The Second Ward of the [Salt Lake City] Liberty Stake honored them in their ward chapel in the evening. Bishop Elgren had them come up to the front of the chapel and together they formed a receiving line where everyone could shake their hands and give them greetings. The people returned to their seats and a fine program was given.
Mother enjoyed traveling and shortly before her death, she made a trip to California and visited her son Merl and family – also her sister, Sarah Blanchard Ferrin, and other relatives. She died at her home in Salt Lake City 28 June 1936 at the age of seventy. She was buried in the North Ogden Cemetery 1 July 1936.
Her funeral was held in the Second Ward Meetinghouse in Salt Lake City [700 South 500 East]. A very impressive service. The speakers were Brother George Seamon, who had known her from early girlhood, and President David O. McKay, a very special friend who gave an inspiring sermon giving comfort and peace.
Mother labored faithfully in various organizations of the Church. She was secretary in the Relief Society and served for many years as a visiting teacher in that organization in the Pleasant View Ward. She was also a visiting teacher in the Relief Society in the Second Ward, Liberty Stake, in Salt Lake City, and was a member of the quilting committee. She joined the Daughter of the Utah Pioneers 14 May 1928 and belonged to Camp Two. She was an officer in this organization at the time of her death.
Surviving were her seven children:
- Luella married William J. Packham.
- Della married Frederick Barker
- Florence married Henry L. Jensen
- Ray Charles married Vera Jensen.
- Merl Horace married Evelyn Workman
- Glen Andrew married Mabel Ransom
- Melva did not marry.

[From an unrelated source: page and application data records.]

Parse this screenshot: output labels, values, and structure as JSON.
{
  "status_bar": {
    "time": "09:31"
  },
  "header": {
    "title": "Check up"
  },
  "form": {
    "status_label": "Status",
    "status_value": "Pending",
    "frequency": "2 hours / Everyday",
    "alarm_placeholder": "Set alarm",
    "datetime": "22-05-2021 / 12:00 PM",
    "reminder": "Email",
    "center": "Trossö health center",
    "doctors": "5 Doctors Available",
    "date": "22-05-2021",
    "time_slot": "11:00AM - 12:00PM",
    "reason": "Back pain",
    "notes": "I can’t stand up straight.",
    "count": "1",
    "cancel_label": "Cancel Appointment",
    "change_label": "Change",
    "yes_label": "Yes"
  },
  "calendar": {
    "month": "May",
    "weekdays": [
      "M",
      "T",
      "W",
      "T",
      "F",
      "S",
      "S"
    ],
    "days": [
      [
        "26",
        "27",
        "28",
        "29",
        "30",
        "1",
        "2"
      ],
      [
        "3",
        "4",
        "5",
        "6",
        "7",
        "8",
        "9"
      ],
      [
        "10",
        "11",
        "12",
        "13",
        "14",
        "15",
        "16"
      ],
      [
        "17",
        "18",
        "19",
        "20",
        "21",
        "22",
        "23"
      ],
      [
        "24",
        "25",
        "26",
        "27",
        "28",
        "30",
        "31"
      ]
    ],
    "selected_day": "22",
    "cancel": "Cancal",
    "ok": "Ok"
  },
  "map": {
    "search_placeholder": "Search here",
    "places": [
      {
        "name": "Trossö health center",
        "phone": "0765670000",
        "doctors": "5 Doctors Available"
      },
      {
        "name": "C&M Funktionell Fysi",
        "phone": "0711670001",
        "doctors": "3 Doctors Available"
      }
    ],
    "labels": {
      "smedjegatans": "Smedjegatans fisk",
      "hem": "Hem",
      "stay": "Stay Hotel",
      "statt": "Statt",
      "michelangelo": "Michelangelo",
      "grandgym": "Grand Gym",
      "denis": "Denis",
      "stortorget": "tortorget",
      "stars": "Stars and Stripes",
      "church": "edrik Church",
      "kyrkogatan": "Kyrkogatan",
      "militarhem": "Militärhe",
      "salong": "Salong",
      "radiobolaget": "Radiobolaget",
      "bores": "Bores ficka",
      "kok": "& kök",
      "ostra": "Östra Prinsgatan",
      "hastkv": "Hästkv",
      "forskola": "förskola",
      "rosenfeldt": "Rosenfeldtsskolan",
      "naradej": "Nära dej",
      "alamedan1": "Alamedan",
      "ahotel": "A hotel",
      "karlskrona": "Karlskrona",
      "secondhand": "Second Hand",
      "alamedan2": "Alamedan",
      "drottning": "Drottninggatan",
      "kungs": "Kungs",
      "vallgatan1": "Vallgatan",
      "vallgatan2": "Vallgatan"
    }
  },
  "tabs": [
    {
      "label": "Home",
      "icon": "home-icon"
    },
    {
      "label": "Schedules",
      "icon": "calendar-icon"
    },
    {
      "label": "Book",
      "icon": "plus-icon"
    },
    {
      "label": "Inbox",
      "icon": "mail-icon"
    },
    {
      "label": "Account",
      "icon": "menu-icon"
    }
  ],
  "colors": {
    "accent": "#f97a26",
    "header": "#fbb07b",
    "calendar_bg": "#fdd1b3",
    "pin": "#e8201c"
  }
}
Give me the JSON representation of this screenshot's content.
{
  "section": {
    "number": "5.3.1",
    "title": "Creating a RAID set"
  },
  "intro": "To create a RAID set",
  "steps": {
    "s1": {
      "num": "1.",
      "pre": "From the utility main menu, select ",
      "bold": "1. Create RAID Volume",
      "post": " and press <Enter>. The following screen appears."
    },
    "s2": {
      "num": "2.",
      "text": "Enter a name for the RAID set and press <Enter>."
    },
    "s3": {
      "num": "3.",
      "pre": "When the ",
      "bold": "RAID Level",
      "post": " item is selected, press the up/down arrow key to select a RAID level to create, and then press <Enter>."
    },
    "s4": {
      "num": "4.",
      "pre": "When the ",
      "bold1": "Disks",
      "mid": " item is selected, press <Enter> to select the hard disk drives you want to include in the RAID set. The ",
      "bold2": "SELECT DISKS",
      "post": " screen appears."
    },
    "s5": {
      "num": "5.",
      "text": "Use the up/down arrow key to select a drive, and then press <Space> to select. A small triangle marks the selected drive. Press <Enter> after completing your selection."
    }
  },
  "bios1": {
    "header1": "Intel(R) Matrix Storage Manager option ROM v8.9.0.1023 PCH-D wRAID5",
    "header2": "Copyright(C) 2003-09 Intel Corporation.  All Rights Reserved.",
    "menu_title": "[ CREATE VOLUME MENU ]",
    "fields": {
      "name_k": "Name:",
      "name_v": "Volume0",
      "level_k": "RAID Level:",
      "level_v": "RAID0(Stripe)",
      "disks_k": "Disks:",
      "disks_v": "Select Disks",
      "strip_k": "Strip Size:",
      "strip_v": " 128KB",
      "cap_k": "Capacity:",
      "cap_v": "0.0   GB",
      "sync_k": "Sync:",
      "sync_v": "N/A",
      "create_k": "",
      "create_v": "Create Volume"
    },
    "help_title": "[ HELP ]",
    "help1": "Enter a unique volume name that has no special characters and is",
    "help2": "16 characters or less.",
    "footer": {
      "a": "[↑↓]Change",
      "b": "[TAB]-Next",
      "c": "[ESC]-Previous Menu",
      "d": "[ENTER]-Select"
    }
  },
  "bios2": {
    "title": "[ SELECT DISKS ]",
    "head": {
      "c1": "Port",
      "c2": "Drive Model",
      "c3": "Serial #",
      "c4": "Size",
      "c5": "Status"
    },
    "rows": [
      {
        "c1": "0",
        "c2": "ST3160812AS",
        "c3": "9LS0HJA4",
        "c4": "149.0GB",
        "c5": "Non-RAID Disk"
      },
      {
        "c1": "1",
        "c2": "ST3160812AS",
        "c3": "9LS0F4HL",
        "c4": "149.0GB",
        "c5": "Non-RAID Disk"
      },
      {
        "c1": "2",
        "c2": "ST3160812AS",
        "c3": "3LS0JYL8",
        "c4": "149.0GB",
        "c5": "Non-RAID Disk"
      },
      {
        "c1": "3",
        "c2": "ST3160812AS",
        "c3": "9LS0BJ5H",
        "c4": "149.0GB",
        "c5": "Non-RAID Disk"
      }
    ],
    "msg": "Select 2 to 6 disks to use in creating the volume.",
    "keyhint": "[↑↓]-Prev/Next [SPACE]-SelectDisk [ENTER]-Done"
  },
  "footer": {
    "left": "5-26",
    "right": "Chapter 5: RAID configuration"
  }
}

At this writing, 1 March 1961, her living posterity consists of seven children, thirty-six grandchildren, one hundred eighteen great grandchildren, and ten great-great grandchildren.
Nine grandsons and one granddaughter have served on foreign missions for the Church. One great grandson is on a mission at this time, and one great granddaughter leaves on a mission in April.